Julea: So how many options you have and the quality of those options help to determine the level of success that you enjoy?

Stacy: Yes, that’s right. Ideally, you want to have as many options as possible and you want as many of those options to be of the highest quality possible. And it’s important to remember that just because you have an option does not mean that you have to take the option. It’s only there for you to consider. You’re free to choose what to do with it.

First, I recommend being proactive to create options for yourself and to create those options on an ongoing basis. Second, I recommend being aware of opportunities that exist in the marketplace that could potentially help you to grow your Animal Health or Veterinary career. And third, I recommend being prepared to take advantage of an opportunity if it makes sense or if it represents the next logical step in your career growth.

Julea: Stacy, we’re just about out of time. Is there anything else that you’d like to add before we end today’s podcast episode?

Stacy: Yes, one more thing. I certainly recognize the irony of advocating against something called the normalcy bias when the only thing just about everyone wants is for things to go back to “normal.” I understand how that could almost seem counterintuitive. I’ve addressed this before on the podcast, but the possibility that things are going back to “normal” are probably pretty slim. Not the normal we knew, at the very least.

I know that phrases such as “the new normal” and “the next normal” are being used in the media to describe current events and what’s happening in the United States and around the world.
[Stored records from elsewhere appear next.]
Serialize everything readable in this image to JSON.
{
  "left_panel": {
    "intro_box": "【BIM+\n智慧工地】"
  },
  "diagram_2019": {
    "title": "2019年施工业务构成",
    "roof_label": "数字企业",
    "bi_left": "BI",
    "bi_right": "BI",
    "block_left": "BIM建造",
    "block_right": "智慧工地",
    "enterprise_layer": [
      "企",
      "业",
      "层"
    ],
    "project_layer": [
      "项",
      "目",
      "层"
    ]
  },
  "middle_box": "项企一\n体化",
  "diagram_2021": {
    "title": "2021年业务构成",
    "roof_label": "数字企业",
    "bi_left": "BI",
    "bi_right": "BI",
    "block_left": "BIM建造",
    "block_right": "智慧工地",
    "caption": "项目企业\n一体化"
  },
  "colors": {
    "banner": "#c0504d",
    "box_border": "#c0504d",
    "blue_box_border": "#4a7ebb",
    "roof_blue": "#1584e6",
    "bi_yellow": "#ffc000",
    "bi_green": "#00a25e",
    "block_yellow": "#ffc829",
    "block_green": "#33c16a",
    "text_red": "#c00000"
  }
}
And I think those phrases are useful for the situation that we all find ourselves in. We’re in a state of nearly constant change these days. Some people might call it chaos or even unrest. Whatever you want to call it, suffering from the normalcy bias in way, shape, or form is not a good idea. Ultimately, it will not set you up for success.

So, I highly recommend shunning the normalcy bias, being proactive, being aware, and being prepared so that you can take advantage of the best opportunities and options to grow your Animal Health career or Veterinary career.

Julea: Stacy, thank you so much for all of this great information. And for those people who are considering a job change, be sure to check out the current hot Animal Health jobs and Veterinary jobs posted on The VET Recruiter website.

Stacy: Yes, for those listeners who want to change their current situation and are interested in exploring Animal Health jobs or Veterinary jobs, I invite you to visit our website at www.thevetrecruiter.com. We post new Animal Health jobs and Veterinary jobs on a regular basis.

Julea: If you are an Animal Health employer or Veterinary employer, I invite you to contact Stacy through The VET Recruiter website. Stacy is an Animal Health and Veterinary Workplace Workforce expert. She can help you recruit and hire Animal Health and Veterinary Professionals. Once again, the website address for The VET Recruiter is www.thevetrecruiter.com. Stacy, as always, thank you for joining us today.

Stacy: It has been my pleasure Julea, and I look forward to our next episode of The Animal Health and Veterinary Employment Insider!